The Oregon State-bound McLaughlin scored 21 points for Peninsula to go along with four rebounds and two assists while 6-foot-9 post Jimmy Ritchie added 13 points — included five of six pressure free throws in the final minute — despite being limited to only 19 minutes due to foul trouble. Austin Kingman also had 13, making 3 of 5 from beyond the 3-point arc.
Wilson guard David Jenkins, Jr. poured in 28 points, all but two points scored in the final three quarters on 11-of-24 shooting. Jenkins drained two crowd-pleasing 3-pointers in the final 13 seconds to keep the winner in doubt until the end. Emmitt Mathews, Jr. had 17 points, seven rebounds and two blocked shots.
Peninsula grabbed its biggest lead of the night at the end of the first quarter, 16-9.
“Early on seeing our zone and the size that we have slowed them down a bit,” said Jackson.
Wilson coach Dave Alwert agreed to a point.
“I don’t think their size bothered us,” he said. “But their zone did.”
With the Rams outrebounding the Seahawks, 34-31, despite the size disparity and the teams playing evenly in a wide variety of statistical categories, Alwert pointed to effort as the ultimate difference.
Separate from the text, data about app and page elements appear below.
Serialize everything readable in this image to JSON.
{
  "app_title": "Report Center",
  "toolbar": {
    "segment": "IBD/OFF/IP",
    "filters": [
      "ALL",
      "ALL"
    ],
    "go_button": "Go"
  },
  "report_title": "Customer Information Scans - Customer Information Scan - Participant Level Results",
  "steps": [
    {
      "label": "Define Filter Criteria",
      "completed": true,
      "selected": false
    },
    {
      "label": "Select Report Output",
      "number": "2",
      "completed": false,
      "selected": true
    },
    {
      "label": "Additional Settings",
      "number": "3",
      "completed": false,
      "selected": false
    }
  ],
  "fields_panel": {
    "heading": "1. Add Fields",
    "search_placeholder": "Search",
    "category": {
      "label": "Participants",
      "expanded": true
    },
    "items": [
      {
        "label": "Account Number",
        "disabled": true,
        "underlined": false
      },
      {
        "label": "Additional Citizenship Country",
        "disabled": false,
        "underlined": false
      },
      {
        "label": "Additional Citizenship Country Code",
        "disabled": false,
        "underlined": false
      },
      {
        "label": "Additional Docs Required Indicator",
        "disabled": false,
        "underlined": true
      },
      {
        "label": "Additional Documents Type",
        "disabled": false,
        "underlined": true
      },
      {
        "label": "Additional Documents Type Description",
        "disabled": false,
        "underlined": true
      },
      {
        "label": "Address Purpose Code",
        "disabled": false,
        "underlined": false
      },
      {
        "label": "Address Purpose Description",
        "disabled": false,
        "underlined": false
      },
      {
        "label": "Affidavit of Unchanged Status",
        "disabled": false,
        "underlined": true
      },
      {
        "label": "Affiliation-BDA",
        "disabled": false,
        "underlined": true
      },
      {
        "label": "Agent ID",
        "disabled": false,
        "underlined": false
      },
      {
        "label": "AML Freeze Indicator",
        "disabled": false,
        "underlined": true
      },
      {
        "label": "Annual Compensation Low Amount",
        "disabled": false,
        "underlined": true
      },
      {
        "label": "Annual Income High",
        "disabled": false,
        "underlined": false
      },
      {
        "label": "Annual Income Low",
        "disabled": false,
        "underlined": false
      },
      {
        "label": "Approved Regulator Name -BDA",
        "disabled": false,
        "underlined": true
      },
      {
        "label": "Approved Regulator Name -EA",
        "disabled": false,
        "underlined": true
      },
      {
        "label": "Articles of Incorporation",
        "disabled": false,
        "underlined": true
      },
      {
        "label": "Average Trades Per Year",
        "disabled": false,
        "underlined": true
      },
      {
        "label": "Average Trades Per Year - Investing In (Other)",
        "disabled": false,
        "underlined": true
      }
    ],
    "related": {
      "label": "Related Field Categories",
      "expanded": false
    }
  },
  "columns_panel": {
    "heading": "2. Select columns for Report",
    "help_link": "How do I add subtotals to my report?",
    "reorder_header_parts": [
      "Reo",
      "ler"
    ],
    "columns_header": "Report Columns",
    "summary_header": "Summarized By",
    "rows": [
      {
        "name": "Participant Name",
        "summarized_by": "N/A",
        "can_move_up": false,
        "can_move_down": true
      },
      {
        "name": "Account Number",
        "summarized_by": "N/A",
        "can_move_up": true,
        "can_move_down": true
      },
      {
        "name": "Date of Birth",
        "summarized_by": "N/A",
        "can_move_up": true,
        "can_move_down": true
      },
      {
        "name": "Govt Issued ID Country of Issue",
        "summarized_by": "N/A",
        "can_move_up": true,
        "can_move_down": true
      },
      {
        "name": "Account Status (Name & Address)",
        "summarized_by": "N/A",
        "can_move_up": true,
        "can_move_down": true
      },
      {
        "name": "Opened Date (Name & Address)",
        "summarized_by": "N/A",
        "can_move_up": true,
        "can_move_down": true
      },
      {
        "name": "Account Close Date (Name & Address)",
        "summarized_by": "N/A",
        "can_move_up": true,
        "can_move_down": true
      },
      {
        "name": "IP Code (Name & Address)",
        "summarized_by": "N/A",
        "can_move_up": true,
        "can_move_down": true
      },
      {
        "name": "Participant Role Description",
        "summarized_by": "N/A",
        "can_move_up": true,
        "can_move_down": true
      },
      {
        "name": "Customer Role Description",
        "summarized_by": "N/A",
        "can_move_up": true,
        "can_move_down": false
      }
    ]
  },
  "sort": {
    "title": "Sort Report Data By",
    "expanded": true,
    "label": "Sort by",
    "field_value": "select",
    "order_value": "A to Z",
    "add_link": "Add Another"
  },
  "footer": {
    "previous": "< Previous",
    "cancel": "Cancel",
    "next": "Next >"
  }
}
“Film will explain everything to our team when we watch this game,” he said. “We’ll see that it was our heart and our hustle that was lacking, our discipline at the end of the game, but we can fix those things.”
Though Wilson outscored Peninsula in the second quarter, 14-12, but the Rams missed a chance to tie when Jenkins traveled trying to line up for a 3-pointer. On the inbounds pass, Kingman took the ball hard up the right side for a layup at the buzzer and the margin was again five.
But Wilson was at its best after intermission.
“That was the only quarter we actually attacked,” Alwert said. “When we play at our tempo, we can be very good team.”
The Rams put together a 10-4 run, then scored the next eight points to put Wilson ahead, 39-37. They built the advantage to as many as eight, 46-38, before McLaughlin and McGill keyed the Seahawks decisive fourth quarter.